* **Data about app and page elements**
-=-=-=-=-

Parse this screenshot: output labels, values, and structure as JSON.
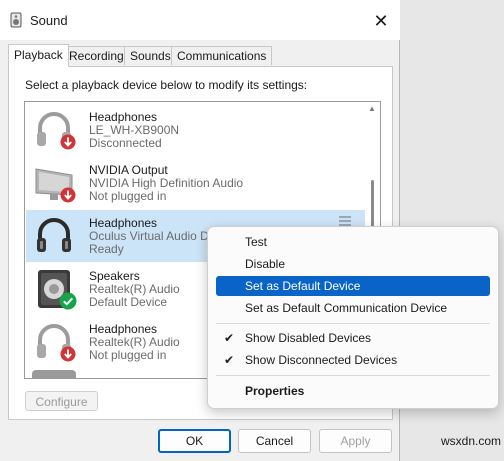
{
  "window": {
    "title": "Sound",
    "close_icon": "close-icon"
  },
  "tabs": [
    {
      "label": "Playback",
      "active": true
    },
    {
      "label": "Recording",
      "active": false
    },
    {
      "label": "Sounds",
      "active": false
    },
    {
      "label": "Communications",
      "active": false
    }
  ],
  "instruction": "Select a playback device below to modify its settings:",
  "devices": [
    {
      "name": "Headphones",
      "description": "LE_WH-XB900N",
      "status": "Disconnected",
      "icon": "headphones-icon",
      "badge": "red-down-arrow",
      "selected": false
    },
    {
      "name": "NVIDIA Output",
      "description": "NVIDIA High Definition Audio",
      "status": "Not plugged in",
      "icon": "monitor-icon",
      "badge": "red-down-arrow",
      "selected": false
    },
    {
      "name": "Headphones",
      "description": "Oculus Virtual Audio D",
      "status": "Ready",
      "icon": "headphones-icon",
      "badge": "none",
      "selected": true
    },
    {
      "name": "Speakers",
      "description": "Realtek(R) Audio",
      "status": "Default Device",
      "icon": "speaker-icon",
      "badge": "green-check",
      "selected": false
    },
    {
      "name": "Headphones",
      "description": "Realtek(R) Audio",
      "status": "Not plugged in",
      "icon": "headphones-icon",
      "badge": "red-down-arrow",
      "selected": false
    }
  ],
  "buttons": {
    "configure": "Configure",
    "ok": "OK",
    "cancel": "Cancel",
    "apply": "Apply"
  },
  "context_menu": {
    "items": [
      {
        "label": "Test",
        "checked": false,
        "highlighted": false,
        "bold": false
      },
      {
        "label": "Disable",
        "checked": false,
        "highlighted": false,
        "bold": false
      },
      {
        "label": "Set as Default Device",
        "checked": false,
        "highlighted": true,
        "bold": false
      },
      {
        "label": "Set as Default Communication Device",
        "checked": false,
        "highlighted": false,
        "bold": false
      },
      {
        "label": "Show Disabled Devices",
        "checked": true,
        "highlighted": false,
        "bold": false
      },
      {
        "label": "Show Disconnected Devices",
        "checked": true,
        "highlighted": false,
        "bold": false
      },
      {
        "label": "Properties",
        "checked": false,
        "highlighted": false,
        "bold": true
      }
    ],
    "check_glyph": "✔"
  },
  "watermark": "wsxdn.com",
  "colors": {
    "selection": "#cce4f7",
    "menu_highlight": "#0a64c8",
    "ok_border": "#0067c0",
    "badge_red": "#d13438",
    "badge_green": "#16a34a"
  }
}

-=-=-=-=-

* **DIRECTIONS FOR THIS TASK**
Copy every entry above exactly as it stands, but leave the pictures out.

* **ANSWER TO THIS TASK**
Parse this screenshot: output labels, values, and structure as JSON.
{
  "window": {
    "title": "Sound",
    "close_icon": "close-icon"
  },
  "tabs": [
    {
      "label": "Playback",
      "active": true
    },
    {
      "label": "Recording",
      "active": false
    },
    {
      "label": "Sounds",
      "active": false
    },
    {
      "label": "Communications",
      "active": false
    }
  ],
  "instruction": "Select a playback device below to modify its settings:",
  "devices": [
    {
      "name": "Headphones",
      "description": "LE_WH-XB900N",
      "status": "Disconnected",
      "icon": "headphones-icon",
      "badge": "red-down-arrow",
      "selected": false
    },
    {
      "name": "NVIDIA Output",
      "description": "NVIDIA High Definition Audio",
      "status": "Not plugged in",
      "icon": "monitor-icon",
      "badge": "red-down-arrow",
      "selected": false
    },
    {
      "name": "Headphones",
      "description": "Oculus Virtual Audio D",
      "status": "Ready",
      "icon": "headphones-icon",
      "badge": "none",
      "selected": true
    },
    {
      "name": "Speakers",
      "description": "Realtek(R) Audio",
      "status": "Default Device",
      "icon": "speaker-icon",
      "badge": "green-check",
      "selected": false
    },
    {
      "name": "Headphones",
      "description": "Realtek(R) Audio",
      "status": "Not plugged in",
      "icon": "headphones-icon",
      "badge": "red-down-arrow",
      "selected": false
    }
  ],
  "buttons": {
    "configure": "Configure",
    "ok": "OK",
    "cancel": "Cancel",
    "apply": "Apply"
  },
  "context_menu": {
    "items": [
      {
        "label": "Test",
        "checked": false,
        "highlighted": false,
        "bold": false
      },
      {
        "label": "Disable",
        "checked": false,
        "highlighted": false,
        "bold": false
      },
      {
        "label": "Set as Default Device",
        "checked": false,
        "highlighted": true,
        "bold": false
      },
      {
        "label": "Set as Default Communication Device",
        "checked": false,
        "highlighted": false,
        "bold": false
      },
      {
        "label": "Show Disabled Devices",
        "checked": true,
        "highlighted": false,
        "bold": false
      },
      {
        "label": "Show Disconnected Devices",
        "checked": true,
        "highlighted": false,
        "bold": false
      },
      {
        "label": "Properties",
        "checked": false,
        "highlighted": false,
        "bold": true
      }
    ],
    "check_glyph": "✔"
  },
  "watermark": "wsxdn.com",
  "colors": {
    "selection": "#cce4f7",
    "menu_highlight": "#0a64c8",
    "ok_border": "#0067c0",
    "badge_red": "#d13438",
    "badge_green": "#16a34a"
  }
}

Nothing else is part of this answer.